You've been with your partner almost two years, so the novelty of each other has likely worn off a little bit, and you likely feel really comfortable with one another. There is research that indicates the two-year mark is right around the time where your love for your partner turns from passionate to compassionate. That means that the love grows deeper at the same time as the sizzle starts to fizzle ...
This is the time you can evaluate if the passion is going to be able to stay in your compassionate relationship. There is a book by Esther Perel that I often suggest folks in long-term monogamous relationships read who are in the predicament that you're in. It is called "Mating in Captivity" and the premise of the book surrounds the idea that hot sex requires distance, mystery and danger -- three things that don't coincide well with trust, comfort and compassion. This could be what you're experiencing.
Ian Kerner, author of "She Comes First" and fellow expert at Good in Bed, believes that sex ruts are becoming an epidemic and suggests that couples should try to engage in sex at least once a week to avoid falling into this drought. I couldn't agree more. There is a body of research that suggests that a lot of women have sex for reasons other than sexual desire. Once you get into it, you will likely find that the desire follows the arousal.
So what do you do? How can you spice it up a bit to keep the desire and the mystery alive? Don't worry, ladies, I'm here for you. Here are a few things you can do:
â€¢ Continue to compliment each other. I know that sounds simple, but seriously, compliment each other. When he looks great in your favorite shirt or in a certain light, tell him. It does a great deal of good to your relationship.
â€¢ Make sure you continue having sex regularly, even if you don't feel the desire at first. As research shows, if you have sex when you don't feel desire, the desire can come after the arousal, and you'll be happy you did.
â€¢ Try bringing some excitement into your relationship through watching sex tapes together, dabbling in the wonderful world of sex toys, or engaging in some sort of light bondage excitement.
â€¢ Kiss each other daily. This may also seem like a simple one, but this will bring you back to the early days of your relationship when you couldn't stop kissing each other. Also, kissing promotes intimacy, which is what you two need right now.

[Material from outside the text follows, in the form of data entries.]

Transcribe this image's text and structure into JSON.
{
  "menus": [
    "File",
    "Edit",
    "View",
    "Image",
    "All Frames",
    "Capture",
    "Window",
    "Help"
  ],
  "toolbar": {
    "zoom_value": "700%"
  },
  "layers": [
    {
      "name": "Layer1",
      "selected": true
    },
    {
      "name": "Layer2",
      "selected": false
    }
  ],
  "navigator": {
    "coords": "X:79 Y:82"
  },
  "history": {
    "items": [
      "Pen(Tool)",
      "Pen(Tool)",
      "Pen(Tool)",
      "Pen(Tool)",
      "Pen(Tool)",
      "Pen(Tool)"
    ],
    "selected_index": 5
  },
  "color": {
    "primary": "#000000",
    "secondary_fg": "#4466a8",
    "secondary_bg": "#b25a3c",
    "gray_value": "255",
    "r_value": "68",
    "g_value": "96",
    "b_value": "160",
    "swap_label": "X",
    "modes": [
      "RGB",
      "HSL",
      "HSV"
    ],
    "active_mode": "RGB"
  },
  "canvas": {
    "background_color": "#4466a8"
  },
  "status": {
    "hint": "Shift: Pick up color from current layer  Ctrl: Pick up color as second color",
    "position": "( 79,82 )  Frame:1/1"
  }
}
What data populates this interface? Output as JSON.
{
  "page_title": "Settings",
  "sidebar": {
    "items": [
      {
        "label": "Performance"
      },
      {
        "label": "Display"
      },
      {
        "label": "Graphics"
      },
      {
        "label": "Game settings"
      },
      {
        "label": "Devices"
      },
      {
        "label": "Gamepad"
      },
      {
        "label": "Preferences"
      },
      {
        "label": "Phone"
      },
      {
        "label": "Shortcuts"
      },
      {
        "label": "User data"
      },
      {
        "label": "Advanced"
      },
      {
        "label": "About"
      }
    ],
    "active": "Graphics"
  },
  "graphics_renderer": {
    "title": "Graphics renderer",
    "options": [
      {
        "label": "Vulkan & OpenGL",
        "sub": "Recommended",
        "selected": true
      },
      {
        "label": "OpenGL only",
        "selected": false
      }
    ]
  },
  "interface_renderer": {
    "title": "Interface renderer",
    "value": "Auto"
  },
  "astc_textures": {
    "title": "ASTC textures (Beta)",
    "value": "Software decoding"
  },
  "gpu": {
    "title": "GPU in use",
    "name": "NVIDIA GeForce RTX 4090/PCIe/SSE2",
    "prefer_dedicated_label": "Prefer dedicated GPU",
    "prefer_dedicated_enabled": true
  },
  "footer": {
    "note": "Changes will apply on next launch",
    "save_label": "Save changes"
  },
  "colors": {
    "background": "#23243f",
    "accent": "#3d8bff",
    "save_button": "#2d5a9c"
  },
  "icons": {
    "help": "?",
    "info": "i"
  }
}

I do not think your relationship is doomed. As I stated above, the two-year mark is one of the landmarks in most relationships where you start to make the distinction between whether this is going to end or go somewhere further. So, evaluate the relationship; decide whether you think you can bring the passion into these compassionate stages. If you can, hold on to it and take care to acknowledge that the sexual part of your relationship is important. Keep it alive!
Kristen Mark, M.Sc., is currently completing her PhD in health behavior with concentrations in human sexuality and statistics at Indiana University. She is a researcher at the Center for Sexual Health Promotion and researcher and writer for the Kinsey Institute for Research in Sex, Gender and Reproduction. Her research largely focuses on sexuality in the context of relationships; maintaining sexual desire; and sexual quality, pleasure and satisfaction. For more of Kristen, please visit Good in Bed.